Warton & Shepherd (2010) approached the problem of RSF estimation from an infinite population point of view. In this view, an organism's locations are true mathematical points that have no area. Warton & Shepherd (2010) proposed modelling such point locations as an *inhomogeneous poisson process* (IPP), and in so doing was able to apply methods from other bodies of statistical theory (specifically, spatial statistics). At first, the IPP view seems to require only the sample of used locations (hence the name presence-only). However, the IPP likelihood involves the integral of the intensity surface over the entire study area (Cressie 1993; Warton & Shepherd 2010; Fithian & Hastie 2012). To estimate this integral, a second sample is required that disregards the used locations. So, in practical terms, both the finite population approach and the infinite population approach require two samples.

An additional comment about one aspect of the theoretical justification for both the finite and infinite population approaches is appropriate. Animals in general select some type, size or shape of discrete habitat unit in the wild. Animals cannot actually select a single point, they must select some region surrounding a point. A theoretical problem arises under both the finite and infinite population approaches because the true size and shape of the regions being selected (i.e. the habitat units) cannot be known unless the animal's cognitive processes can be measured. Uncertainty surrounding the true habitat units is a theoretical problem for the finite population view because the true size and shape of habitat units is needed to simply define the population. If the true size and shape of habitat units is unknown, the hypothesized population of habitat units is an approximation of the true population of habitat units and estimated relative probabilities of selection are approximations to true relative probabilities. Likewise, the infinite population view is an approximation to reality simply because animals cannot actually be located at a single massless point. Because both approaches are approximations to reality, one approach cannot always be favoured. Both approaches have positive and negative characteristics. One positive characteristic of the finite population approach is that different sizes and shapes of habitat units can be posited and studied. A positive characteristic of the infinite population approach is its connection to other bodies of statistical theory and the additional flexibility this affords. From a practical point of view, the approximations made by both approaches do not impede implementation of the method.

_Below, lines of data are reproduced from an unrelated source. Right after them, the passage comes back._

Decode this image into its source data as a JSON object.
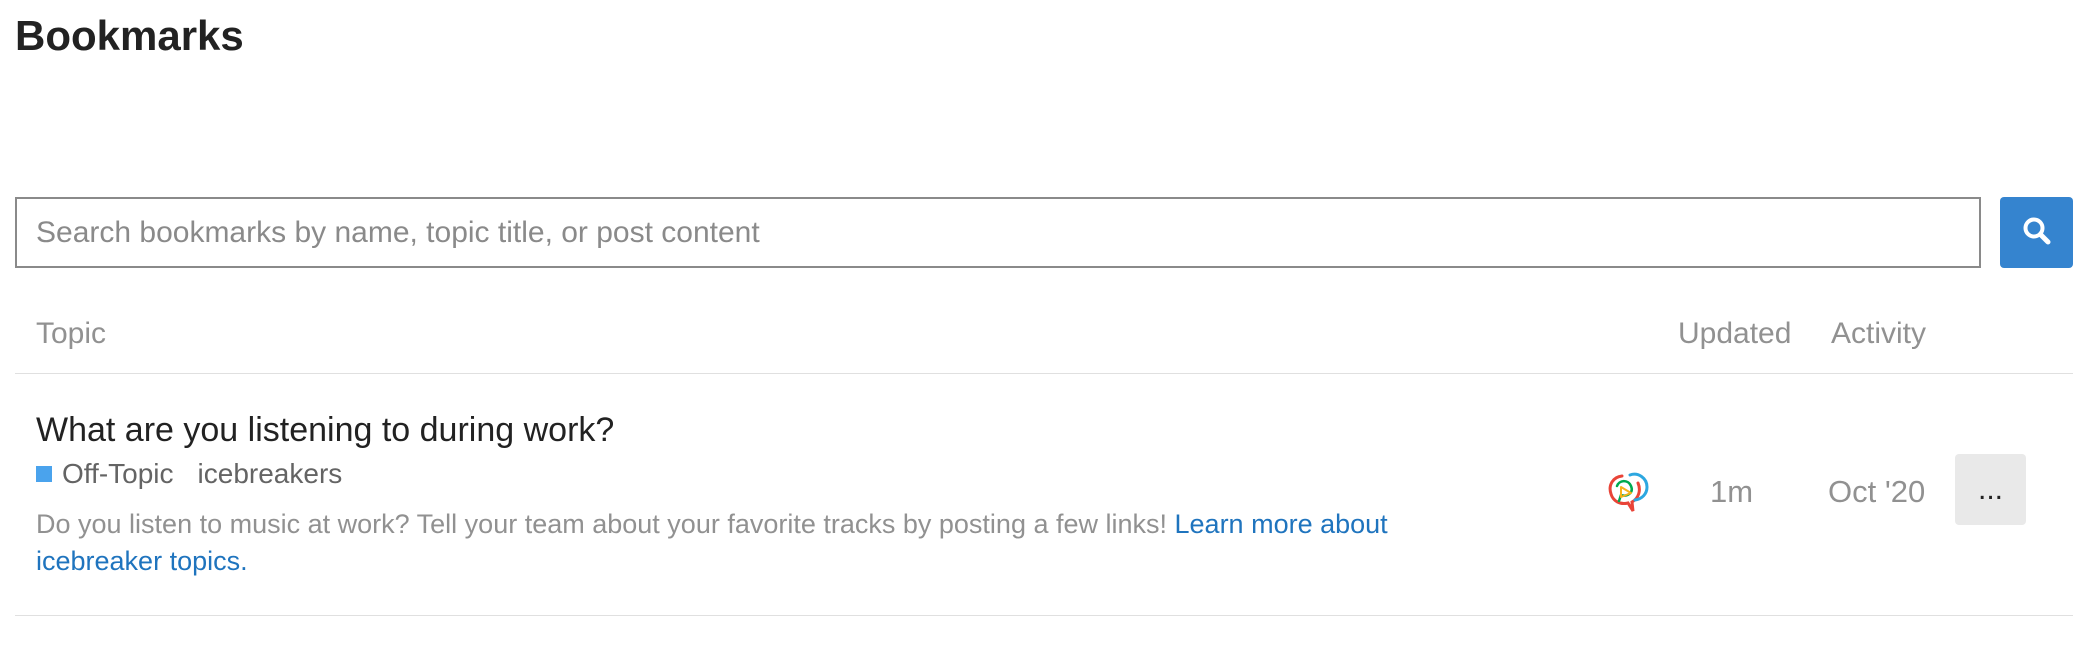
{
  "page": {
    "title": "Bookmarks"
  },
  "search": {
    "placeholder": "Search bookmarks by name, topic title, or post content",
    "value": "",
    "button_icon": "search-icon"
  },
  "table": {
    "columns": {
      "topic": "Topic",
      "updated": "Updated",
      "activity": "Activity"
    },
    "rows": [
      {
        "title": "What are you listening to during work?",
        "category": {
          "name": "Off-Topic",
          "color": "#4aa3ed"
        },
        "tag": "icebreakers",
        "excerpt_text": "Do you listen to music at work? Tell your team about your favorite tracks by posting a few links! ",
        "excerpt_link": "Learn more about icebreaker topics.",
        "avatar_icon": "discourse-logo-icon",
        "updated": "1m",
        "activity": "Oct '20",
        "menu_label": "..."
      }
    ]
  },
  "colors": {
    "primary_button": "#3584cf",
    "link": "#1f74be",
    "muted_text": "#919191",
    "menu_button_bg": "#e9e9e9"
  }
}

The purpose of this article is twofold. First, the use-availability likelihood derivation of Johnson *et al*. (2006) is generalized to the infinite population formulation. Fithian & Hastie (2012) derive the same result for fixed samples from a case–control perspective after employing Bayes' rule. The derivation presented here is different because it defines the two-sample likelihood and maximizes it using a Lagrangian multiplier method. Both derivations make the connection between analysis of use-availability data and presence-only data, and the different techniques provide additional perspective for both. The second purpose of this article is to present simple examples of the analysis in hopes that some of the controversy surrounding this analysis (Keating, Cherry & Lubow 2004; Lele & Keim 2006) can be put to rest. Specifically, it is hoped that readers will realize that RSPFs are not generally useful and that the exponential function is an appropriate form for RSFs. The derivation also confirms that standard logistic regression software maximizes the use-availability likelihood if the link function is exponential, a fact noted by Manly *et al*. (2002), Johnson *et al*. (2006) and Fithian & Hastie (2012). Furthermore, the logistic link function proposed by Lele & Keim (2006) is inappropriate, even for estimating the RSPF, because it cannot produce a function that is everywhere proportional to the RSF.